• [WORK REQUIRED]: Could the whole of the data below be written out verbatim?

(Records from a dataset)
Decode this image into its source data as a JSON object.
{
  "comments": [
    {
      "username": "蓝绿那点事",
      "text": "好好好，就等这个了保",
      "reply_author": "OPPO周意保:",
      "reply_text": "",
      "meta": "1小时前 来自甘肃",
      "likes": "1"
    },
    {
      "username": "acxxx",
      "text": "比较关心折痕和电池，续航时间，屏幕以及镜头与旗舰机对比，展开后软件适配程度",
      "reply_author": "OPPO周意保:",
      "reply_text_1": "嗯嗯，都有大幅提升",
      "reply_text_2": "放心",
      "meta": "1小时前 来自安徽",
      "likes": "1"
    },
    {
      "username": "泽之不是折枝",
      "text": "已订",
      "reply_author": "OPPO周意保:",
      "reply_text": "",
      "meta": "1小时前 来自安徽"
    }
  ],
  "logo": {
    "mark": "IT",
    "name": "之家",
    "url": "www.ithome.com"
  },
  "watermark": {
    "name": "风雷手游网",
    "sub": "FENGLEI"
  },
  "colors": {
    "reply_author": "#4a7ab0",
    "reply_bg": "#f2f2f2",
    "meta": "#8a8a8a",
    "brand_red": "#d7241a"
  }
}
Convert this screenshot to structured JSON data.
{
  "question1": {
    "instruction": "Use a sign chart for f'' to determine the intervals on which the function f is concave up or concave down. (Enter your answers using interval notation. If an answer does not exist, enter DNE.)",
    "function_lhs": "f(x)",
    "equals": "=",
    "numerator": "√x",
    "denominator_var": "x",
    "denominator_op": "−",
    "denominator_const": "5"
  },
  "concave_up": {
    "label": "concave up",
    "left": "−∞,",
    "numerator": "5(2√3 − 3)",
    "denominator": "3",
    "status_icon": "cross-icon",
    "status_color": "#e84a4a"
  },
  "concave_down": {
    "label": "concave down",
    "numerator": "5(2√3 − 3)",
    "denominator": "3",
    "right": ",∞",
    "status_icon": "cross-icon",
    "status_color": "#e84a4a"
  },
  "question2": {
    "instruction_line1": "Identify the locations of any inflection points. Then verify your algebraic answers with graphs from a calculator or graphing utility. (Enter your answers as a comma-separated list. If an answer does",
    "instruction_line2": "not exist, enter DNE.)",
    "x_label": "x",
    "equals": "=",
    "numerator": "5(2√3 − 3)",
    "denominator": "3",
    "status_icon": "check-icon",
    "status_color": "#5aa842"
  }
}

• [EXERCISE OUTPUT]:
Decode this image into its source data as a JSON object.
{
  "comments": [
    {
      "username": "蓝绿那点事",
      "text": "好好好，就等这个了保",
      "reply_author": "OPPO周意保:",
      "reply_text": "",
      "meta": "1小时前 来自甘肃",
      "likes": "1"
    },
    {
      "username": "acxxx",
      "text": "比较关心折痕和电池，续航时间，屏幕以及镜头与旗舰机对比，展开后软件适配程度",
      "reply_author": "OPPO周意保:",
      "reply_text_1": "嗯嗯，都有大幅提升",
      "reply_text_2": "放心",
      "meta": "1小时前 来自安徽",
      "likes": "1"
    },
    {
      "username": "泽之不是折枝",
      "text": "已订",
      "reply_author": "OPPO周意保:",
      "reply_text": "",
      "meta": "1小时前 来自安徽"
    }
  ],
  "logo": {
    "mark": "IT",
    "name": "之家",
    "url": "www.ithome.com"
  },
  "watermark": {
    "name": "风雷手游网",
    "sub": "FENGLEI"
  },
  "colors": {
    "reply_author": "#4a7ab0",
    "reply_bg": "#f2f2f2",
    "meta": "#8a8a8a",
    "brand_red": "#d7241a"
  }
}
Convert this screenshot to structured JSON data.
{
  "question1": {
    "instruction": "Use a sign chart for f'' to determine the intervals on which the function f is concave up or concave down. (Enter your answers using interval notation. If an answer does not exist, enter DNE.)",
    "function_lhs": "f(x)",
    "equals": "=",
    "numerator": "√x",
    "denominator_var": "x",
    "denominator_op": "−",
    "denominator_const": "5"
  },
  "concave_up": {
    "label": "concave up",
    "left": "−∞,",
    "numerator": "5(2√3 − 3)",
    "denominator": "3",
    "status_icon": "cross-icon",
    "status_color": "#e84a4a"
  },
  "concave_down": {
    "label": "concave down",
    "numerator": "5(2√3 − 3)",
    "denominator": "3",
    "right": ",∞",
    "status_icon": "cross-icon",
    "status_color": "#e84a4a"
  },
  "question2": {
    "instruction_line1": "Identify the locations of any inflection points. Then verify your algebraic answers with graphs from a calculator or graphing utility. (Enter your answers as a comma-separated list. If an answer does",
    "instruction_line2": "not exist, enter DNE.)",
    "x_label": "x",
    "equals": "=",
    "numerator": "5(2√3 − 3)",
    "denominator": "3",
    "status_icon": "check-icon",
    "status_color": "#5aa842"
  }
}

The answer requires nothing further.